The findings of the investigation into modern attitudes to ‘singledom’ come from a new study by relationship experts eharmony and relationship support charity Relate, which uncovers what life is really like for singles in the UK today.
The findings reveal that both sexes are quick to champion the benefits that come with being single; personal independence (61 per cent), time for new hobbies (33 per cent), being free to do what you want on a night out (24 per cent) and even the freedom to enjoy new sexual relationships (10 per cent).
In fact, two fifths (41 per cent) of respondents agree that they would rather be by themselves than with the wrong person.

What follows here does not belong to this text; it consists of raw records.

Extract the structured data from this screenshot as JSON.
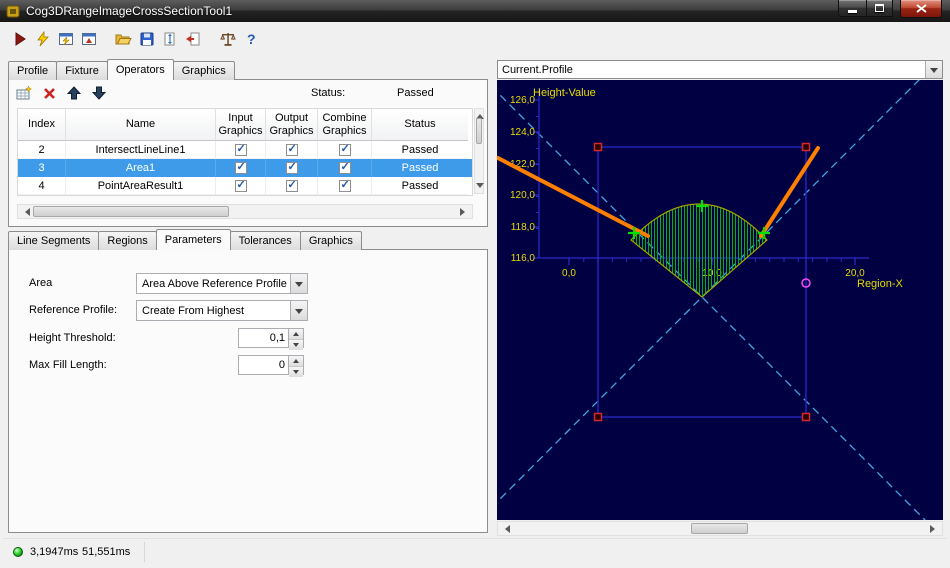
{
  "window": {
    "title": "Cog3DRangeImageCrossSectionTool1",
    "statusbar": {
      "led_color": "#2bbf2b",
      "time1": "3,1947ms",
      "time2": "51,551ms"
    }
  },
  "toolbar": {
    "icons": [
      "run",
      "run-electric",
      "electric-tool-window",
      "tool-window",
      "open-file",
      "save-file",
      "update-results",
      "import-results",
      "benchmark",
      "help"
    ]
  },
  "tabs": {
    "items": [
      "Profile",
      "Fixture",
      "Operators",
      "Graphics"
    ],
    "active": "Operators"
  },
  "operators": {
    "status_label": "Status:",
    "status_value": "Passed",
    "toolbar_icons": [
      "add-operator",
      "delete-operator",
      "move-up",
      "move-down"
    ],
    "table": {
      "columns": [
        "Index",
        "Name",
        "Input Graphics",
        "Output Graphics",
        "Combine Graphics",
        "Status"
      ],
      "rows": [
        {
          "index": "2",
          "name": "IntersectLineLine1",
          "input_graphics": true,
          "output_graphics": true,
          "combine_graphics": true,
          "status": "Passed",
          "selected": false
        },
        {
          "index": "3",
          "name": "Area1",
          "input_graphics": true,
          "output_graphics": true,
          "combine_graphics": true,
          "status": "Passed",
          "selected": true
        },
        {
          "index": "4",
          "name": "PointAreaResult1",
          "input_graphics": true,
          "output_graphics": true,
          "combine_graphics": true,
          "status": "Passed",
          "selected": false
        }
      ]
    }
  },
  "subtabs": {
    "items": [
      "Line Segments",
      "Regions",
      "Parameters",
      "Tolerances",
      "Graphics"
    ],
    "active": "Parameters"
  },
  "parameters": {
    "area_label": "Area",
    "area_value": "Area Above Reference Profile",
    "reference_profile_label": "Reference Profile:",
    "reference_profile_value": "Create From Highest",
    "height_threshold_label": "Height Threshold:",
    "height_threshold_value": "0,1",
    "max_fill_length_label": "Max Fill Length:",
    "max_fill_length_value": "0"
  },
  "profile_view": {
    "selector_value": "Current.Profile",
    "chart_data": {
      "type": "line",
      "title": "Current.Profile",
      "xlabel": "Region-X",
      "ylabel": "Height-Value",
      "xlim": [
        -3.5,
        21.5
      ],
      "ylim": [
        116,
        126
      ],
      "x_ticks": [
        "0,0",
        "10,0",
        "20,0"
      ],
      "x_tick_values": [
        0,
        10,
        20
      ],
      "y_ticks": [
        "126,0",
        "124,0",
        "122,0",
        "120,0",
        "118,0",
        "116,0"
      ],
      "y_tick_values": [
        126,
        124,
        122,
        120,
        118,
        116
      ],
      "grid": false,
      "background": "#000042",
      "axis_color": "#2a2acc",
      "tick_label_color": "#e8dc00",
      "series": [
        {
          "name": "profile-left-segment",
          "type": "line",
          "color": "#ff7f00",
          "points": [
            [
              -5.0,
              122.3
            ],
            [
              5.5,
              117.4
            ]
          ]
        },
        {
          "name": "profile-right-segment",
          "type": "line",
          "color": "#ff7f00",
          "points": [
            [
              13.4,
              117.4
            ],
            [
              17.4,
              123.0
            ]
          ]
        },
        {
          "name": "area-above-reference-profile",
          "type": "filled-region",
          "fill_style": "vertical-hatch",
          "color": "#00b400",
          "outline_color": "#a8a800",
          "base_points": [
            [
              4.3,
              117.1
            ],
            [
              13.8,
              117.1
            ]
          ],
          "arc_peak": [
            9.3,
            119.4
          ],
          "apex": [
            9.3,
            113.5
          ]
        }
      ],
      "markers": [
        {
          "name": "area-extent-crosses",
          "type": "cross",
          "color": "#00e000",
          "points": [
            [
              4.5,
              117.6
            ],
            [
              9.3,
              119.3
            ],
            [
              13.6,
              117.6
            ]
          ]
        },
        {
          "name": "region-corner-handles",
          "type": "square",
          "color": "#d42a2a",
          "points": [
            [
              2.0,
              123.0
            ],
            [
              16.6,
              123.0
            ],
            [
              2.0,
              105.9
            ],
            [
              16.6,
              105.9
            ]
          ]
        },
        {
          "name": "region-rotation-handle",
          "type": "circle",
          "color": "#ff45ff",
          "points": [
            [
              16.6,
              114.4
            ]
          ]
        }
      ],
      "region_box": {
        "x_range": [
          2.0,
          16.6
        ],
        "y_range": [
          105.9,
          123.0
        ],
        "color": "#2222b8"
      },
      "crosshair_diagonals": {
        "style": "dashed",
        "color": "#3fa9e0"
      }
    }
  }
}
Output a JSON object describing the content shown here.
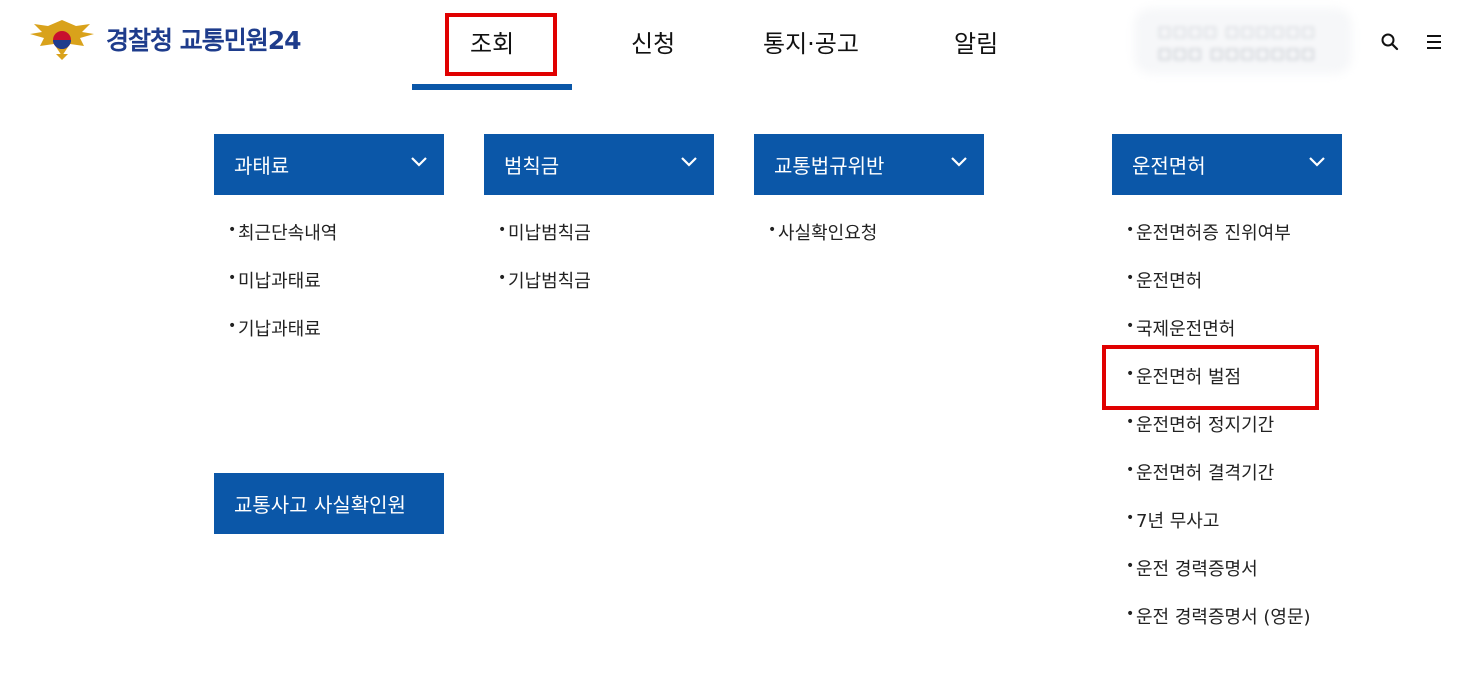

Yet despite these many positives, single men still feel under significant pressure to find that special someone.
In fact, contrary to popular perception, they feel more concerned about finding a partner than their female counterparts (71 per cent vs. 58 per cent).
Both genders also admit that being single can feel isolating at times.
In fact, 77 per cent of British singles say they’ve experienced loneliness, and 45 per cent identified loneliness as a downside to being single.
Single men were slightly more likely than women to say feeling lonely was a negative aspect about being single (47 per cent vs. 43 per cent).
Commenting on the findings, eharmony psychologist Dr. Linda Papadopoulos says: “Surprising though it may seem, it’s single men rather than women who feel under more pressure to find a partner.
“They also report higher levels of loneliness. This challenges the traditional idea of the happy-go-lucky bachelor who is more suited to single life than his female equivalent.
“The reality is that single women tend to be more robust on their own.”
As well as differences between genders, the report reveals that it’s younger generations who battle with being single the most.
In fact, 18 to 24 year-olds are more likely to report feeling lonely than those aged 65+.
And contrary to the commonly-held perception that younger Brits are driving the rise in casual dating, the research shows this category is more likely than older age groups to believe in the idea of finding ‘the one’.
The report also suggests that so-called swipe culture might be overwhelming singles with too many choices.
One in seven (15 per cent) singles feel ‘overwhelmed’ by the current dating landscape, and one in ten (10 per cent) say the dating process had led them to feeling ‘burned out’.
Finally, when it comes to Christmas, singles have mixed feelings about being alone.